I follow privacy implications of Web tracking critically (probably due to my day job ), so the paper Cookies That Give You Away: The Surveillance Implications of Web Tracking  was of great interest to me. I generally liked the track Security and Privacy 3 – Browsers  a lot. Related to my PhD research on breaking news events and their perception in online social networks , I enjoyed the paper Crowdsourcing the Annotation of Rumourous Conversations in Social Media  very much.

Main Conference, Day 2

I started Thursday after the keynote with an interesting Yahoo! paper on explorative entity search titled From "Selena Gomez" to "Marlon Brando": Understanding Explorative Entity Search  that identified query patterns that lead to explorative searching. A somewhat emotional paper that certainly raises privacy warning flags was Diagnoses, Decisions, and Outcomes: Web Search as Decision Support for Cancer ,  which examined search behavior of patients detected with cancer. The paper Mining Missing Hyperlinks from Human Navigation Traces: A Case Study of Wikipedia  looked at identifying missing hyperlinks in Wikipedia.

During the lunch break, I called in an informal meeting  of the W3C Media Fragments WG  and interested friends in order to discuss extensions to Media Fragments URI  by allowing for more than rectangular spatial fragment shapes and dynamic moving spatial fragments.

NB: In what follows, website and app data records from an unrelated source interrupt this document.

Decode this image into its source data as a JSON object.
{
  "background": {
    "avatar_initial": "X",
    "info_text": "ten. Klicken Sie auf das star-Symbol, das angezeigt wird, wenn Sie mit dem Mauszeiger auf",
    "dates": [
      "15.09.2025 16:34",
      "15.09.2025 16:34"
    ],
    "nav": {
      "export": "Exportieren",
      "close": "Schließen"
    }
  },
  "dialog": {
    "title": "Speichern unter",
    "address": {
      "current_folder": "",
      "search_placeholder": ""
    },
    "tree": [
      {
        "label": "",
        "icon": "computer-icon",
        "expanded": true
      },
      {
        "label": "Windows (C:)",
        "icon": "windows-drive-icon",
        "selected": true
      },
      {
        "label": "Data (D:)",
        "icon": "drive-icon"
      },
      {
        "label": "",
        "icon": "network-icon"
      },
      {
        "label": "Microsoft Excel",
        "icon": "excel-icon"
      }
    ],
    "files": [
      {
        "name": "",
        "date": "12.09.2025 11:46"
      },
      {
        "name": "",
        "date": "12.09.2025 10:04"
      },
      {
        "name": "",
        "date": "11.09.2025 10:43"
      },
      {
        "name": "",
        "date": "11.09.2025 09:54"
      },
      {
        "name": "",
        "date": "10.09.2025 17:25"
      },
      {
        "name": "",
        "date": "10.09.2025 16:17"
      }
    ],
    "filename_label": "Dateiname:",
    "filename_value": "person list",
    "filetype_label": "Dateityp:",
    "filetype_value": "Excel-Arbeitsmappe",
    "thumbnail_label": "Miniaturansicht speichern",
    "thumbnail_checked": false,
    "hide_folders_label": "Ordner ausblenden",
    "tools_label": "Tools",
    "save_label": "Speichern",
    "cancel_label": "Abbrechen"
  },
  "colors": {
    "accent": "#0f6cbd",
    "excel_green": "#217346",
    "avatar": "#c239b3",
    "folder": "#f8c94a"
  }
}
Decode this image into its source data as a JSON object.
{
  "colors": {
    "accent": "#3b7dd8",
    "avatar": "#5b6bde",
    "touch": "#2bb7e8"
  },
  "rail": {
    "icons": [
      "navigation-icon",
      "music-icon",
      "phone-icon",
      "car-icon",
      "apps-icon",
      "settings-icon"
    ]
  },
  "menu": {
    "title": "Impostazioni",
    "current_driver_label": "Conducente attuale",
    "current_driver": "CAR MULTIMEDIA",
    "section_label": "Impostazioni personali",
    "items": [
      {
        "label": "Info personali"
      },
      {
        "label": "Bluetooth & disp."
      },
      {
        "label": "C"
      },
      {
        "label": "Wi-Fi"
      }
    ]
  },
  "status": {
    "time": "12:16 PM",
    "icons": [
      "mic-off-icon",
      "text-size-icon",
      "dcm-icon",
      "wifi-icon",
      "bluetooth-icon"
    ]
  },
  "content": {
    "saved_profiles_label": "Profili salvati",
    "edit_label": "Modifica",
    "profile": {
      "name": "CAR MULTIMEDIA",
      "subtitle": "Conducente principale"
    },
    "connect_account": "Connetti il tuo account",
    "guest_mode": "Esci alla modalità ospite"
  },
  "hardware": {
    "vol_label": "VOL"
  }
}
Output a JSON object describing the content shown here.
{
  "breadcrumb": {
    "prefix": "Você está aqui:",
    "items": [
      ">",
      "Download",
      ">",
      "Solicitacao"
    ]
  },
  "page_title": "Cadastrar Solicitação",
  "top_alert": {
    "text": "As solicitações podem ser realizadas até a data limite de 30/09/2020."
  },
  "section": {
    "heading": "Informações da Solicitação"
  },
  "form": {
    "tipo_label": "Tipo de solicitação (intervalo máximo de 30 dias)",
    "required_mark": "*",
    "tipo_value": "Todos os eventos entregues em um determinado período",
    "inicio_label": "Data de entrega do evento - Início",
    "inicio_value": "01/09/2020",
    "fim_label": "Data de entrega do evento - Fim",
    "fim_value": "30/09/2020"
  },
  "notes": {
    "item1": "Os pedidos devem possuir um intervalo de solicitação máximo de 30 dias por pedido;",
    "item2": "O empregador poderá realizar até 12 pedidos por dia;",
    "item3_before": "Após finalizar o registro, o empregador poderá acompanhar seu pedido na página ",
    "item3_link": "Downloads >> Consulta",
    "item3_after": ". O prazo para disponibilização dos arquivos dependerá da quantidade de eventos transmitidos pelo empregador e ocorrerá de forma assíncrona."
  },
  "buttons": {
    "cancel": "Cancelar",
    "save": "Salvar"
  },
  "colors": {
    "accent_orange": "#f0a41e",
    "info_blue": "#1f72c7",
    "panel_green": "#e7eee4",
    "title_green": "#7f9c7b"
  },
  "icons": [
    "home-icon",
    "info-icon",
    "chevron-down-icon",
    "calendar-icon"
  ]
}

The notes  are on the mailing list.

In the afternoon, I attended the Industry Knowledge Graphs PechaKucha  20×20 and Panel  where Googler Chris Welty  presented the Google Knowledge Graph , Yuqing Gao  gave an overview of Microsoft's (Bing's) Satori , Paul Groth  talked about Elsevier's scholarly publications graph, and Lora Aroyo  presented Tagasauris' mediaGraph. This also touched on my 20% project together with Googlers Denny Vrandečić  and Sebastian Schaffert  around migrating Freebase to Wikidata  via a crowdsourcing approach titled primary sources  tool.

From the posters and demos session in the evening, I want to highlight whoVIS: Visualizing Editor Interactions and Dynamics in Collaborative Writing Over Time , which deals with visualizing editor interactions in Wikipedia ( demo ).

Main Conference, Day 3

Friday began with Andrei Broder's excellent keynote How good was the crystal ball? A personal perspective and retrospective on favorite Web research topics  where he first looked back at search engines and what worked and what did not work (subscribing to pages for obtaining change notifications). I especially liked the outlook  he gave for semantic smart agents  and how Google Now  is just the beginning.

Again driven by my PhD topic, I followed the paper presentation of Enquiring Minds: Early Detection of Rumors in Social Media from Enquiry Posts  who showed how scepticism-driven follow-up queries on questionable news-spreading posts may reveal rumors early on. A fun paper was User Review Sites as a Resource for Large-Scale Sociolinguistic Studies  that, among other things, detected that users older than 34 mostly use smileys with nose " :-) " , those younger than 34 without nose " :) ".

General observations

  • People start to get tired of PDF proceedings when past WWW conferences explicitly required HTML submissions, as highlighted by Andrei Broder in his keynote. RASH : Research Articles in Simplified HTML is an attempt to bring back the Web to WWW.
  • Larry Page and Sergey Brin were awarded  the Test of Time  award for their paper The Anatomy of a Large-Scale Hypertextual Web Search Engine .
  • Splitting the poster and demos session into two sub-sessions is a great idea that certainly reduced my personal perceptual overload.
  • Commonly frowned upon and joked about, the lack of any formal speech or program topic at all during the (not so gala) dinner felt somewhat inadequate.
  • Paul Groth wrote a WWW trip report , too, as did Amy Guy with her WWW observations , eXascale with their blog post, and Daniel Garijo with his "first time at WWW" post.